Price said the Center’s goal is to educate students about how racial and other biases can impact their beliefs, affect their choices and shape their opportunities in life. At the same time, she said the workplace also must respond by deciding racism is unacceptable.
“So that when they go out to get jobs, when they go out to make careers, that they are not dogged by these same racial prejudices that have existed in our world for so long,” said Price.
According to Price, the Center for Race and Justice at Prairie View will illuminate how practices and policies separate people based on race, and how these disadvantages can be repaired to create more and better interactions across different parts of society.
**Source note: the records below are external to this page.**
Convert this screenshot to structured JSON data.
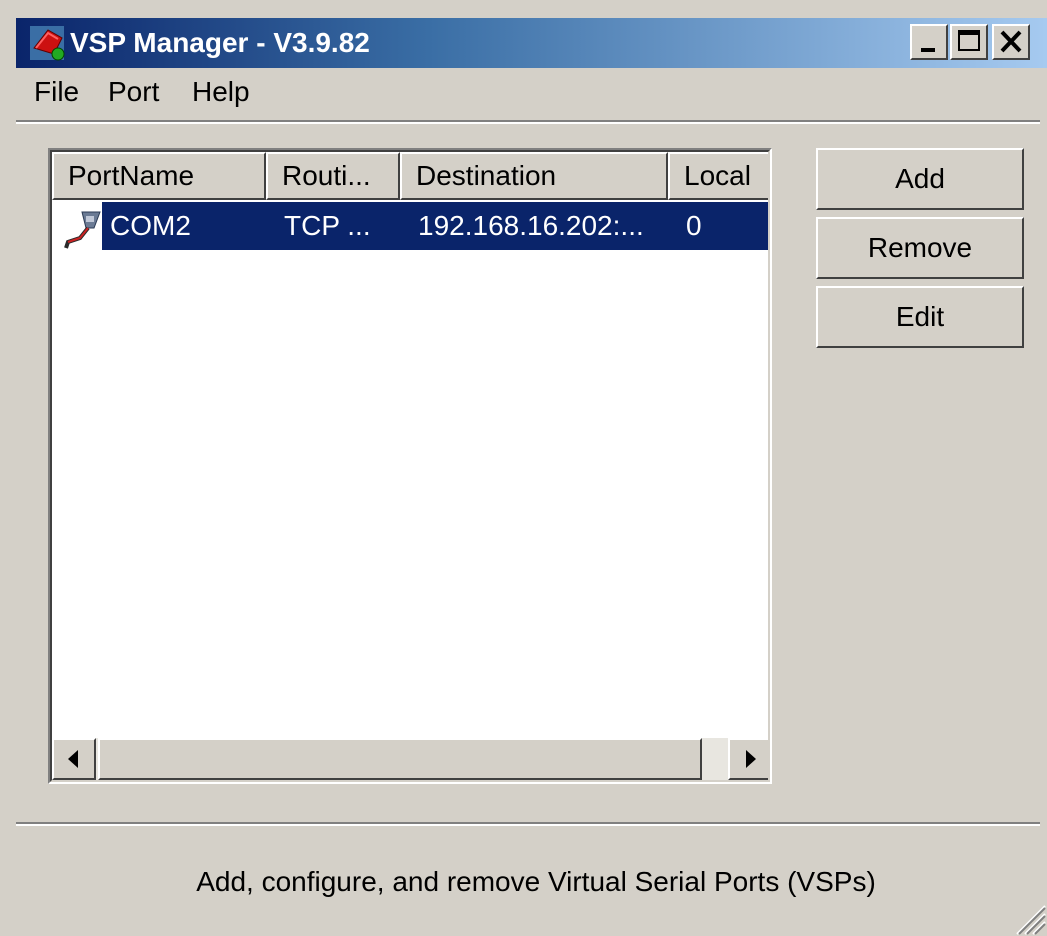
{
  "window": {
    "title": "VSP Manager - V3.9.82",
    "controls": [
      "minimize",
      "maximize",
      "close"
    ]
  },
  "menu": {
    "items": [
      "File",
      "Port",
      "Help"
    ]
  },
  "list": {
    "columns": [
      "PortName",
      "Routi...",
      "Destination",
      "Local"
    ],
    "rows": [
      {
        "port_name": "COM2",
        "routing": "TCP ...",
        "destination": "192.168.16.202:...",
        "local": "0",
        "selected": true,
        "icon": "serial-port-icon"
      }
    ]
  },
  "actions": {
    "add": "Add",
    "remove": "Remove",
    "edit": "Edit"
  },
  "status": {
    "text": "Add, configure, and remove Virtual Serial Ports (VSPs)"
  },
  "colors": {
    "selection": "#0a246a",
    "face": "#d4d0c8",
    "title_start": "#0a246a",
    "title_end": "#a6caf0"
  }
}
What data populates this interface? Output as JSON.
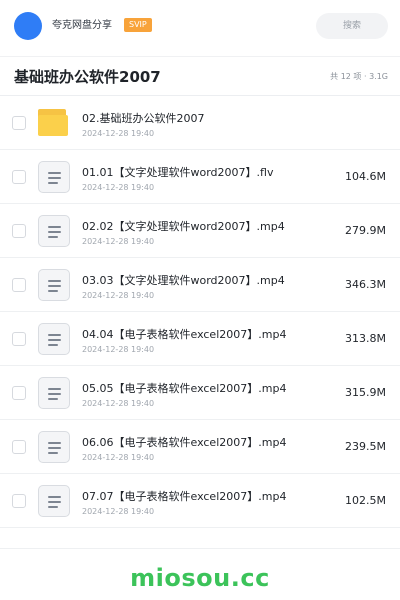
{
  "header": {
    "user_name": "夸克网盘分享",
    "badge": "SVIP",
    "search_placeholder": "搜索"
  },
  "folder": {
    "title": "基础班办公软件2007",
    "meta": "共 12 项 · 3.1G"
  },
  "items": [
    {
      "name": "02.基础班办公软件2007",
      "date": "2024-12-28 19:40",
      "size": "",
      "type": "folder-icon"
    },
    {
      "name": "01.01【文字处理软件word2007】.flv",
      "date": "2024-12-28 19:40",
      "size": "104.6M",
      "type": "video-file-icon"
    },
    {
      "name": "02.02【文字处理软件word2007】.mp4",
      "date": "2024-12-28 19:40",
      "size": "279.9M",
      "type": "video-file-icon"
    },
    {
      "name": "03.03【文字处理软件word2007】.mp4",
      "date": "2024-12-28 19:40",
      "size": "346.3M",
      "type": "video-file-icon"
    },
    {
      "name": "04.04【电子表格软件excel2007】.mp4",
      "date": "2024-12-28 19:40",
      "size": "313.8M",
      "type": "video-file-icon"
    },
    {
      "name": "05.05【电子表格软件excel2007】.mp4",
      "date": "2024-12-28 19:40",
      "size": "315.9M",
      "type": "video-file-icon"
    },
    {
      "name": "06.06【电子表格软件excel2007】.mp4",
      "date": "2024-12-28 19:40",
      "size": "239.5M",
      "type": "video-file-icon"
    },
    {
      "name": "07.07【电子表格软件excel2007】.mp4",
      "date": "2024-12-28 19:40",
      "size": "102.5M",
      "type": "video-file-icon"
    }
  ],
  "watermark": "miosou.cc",
  "colors": {
    "accent": "#2f7df6",
    "badge": "#f8a33a",
    "folder": "#fbd04b",
    "watermark": "#3cc35a"
  }
}
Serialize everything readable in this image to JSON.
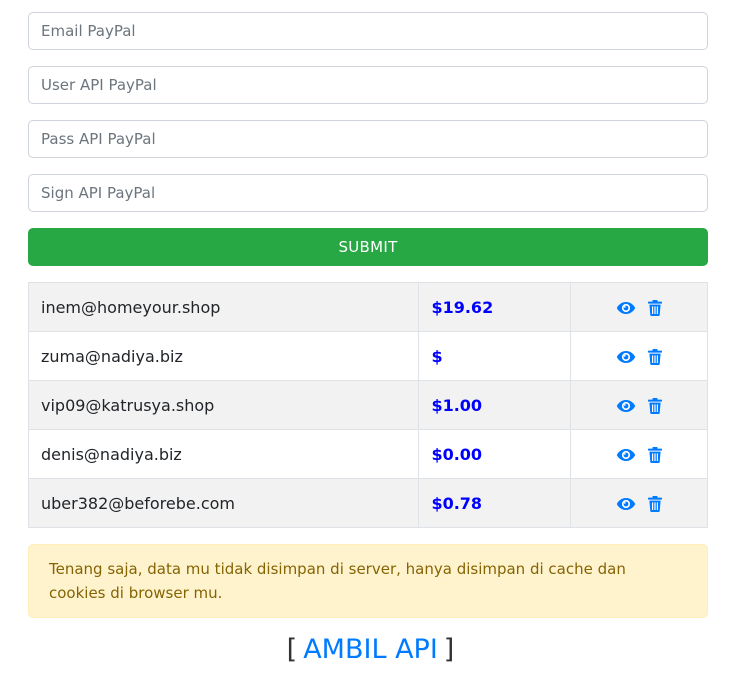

The Center opens officially on February 10.
Sixty-percent of people who enroll at Prairie View are first-generation college students, and Price said when they graduate, they need to be clear on their value to the workplace. Whether they become nurses, engineers, or teachers, she said higher education can change the trajectory of entire families, the region and nation.
“We go through these cycles in American history where there are these racial awakenings, where we come to understand that the way that we do business as a nation is not equal, is not acceptable,” said Price. “And we’re in one of those moments right now.”
Prairie View’s Race and Justice Center was one of 11 organizations to receive a Lumina Foundation grant, to help educate the campus community and the public on how to combat racism and bias, and to support governments and other organizations training leaders to lead inclusively.
Support for this reporting was provided by Lumina Foundation.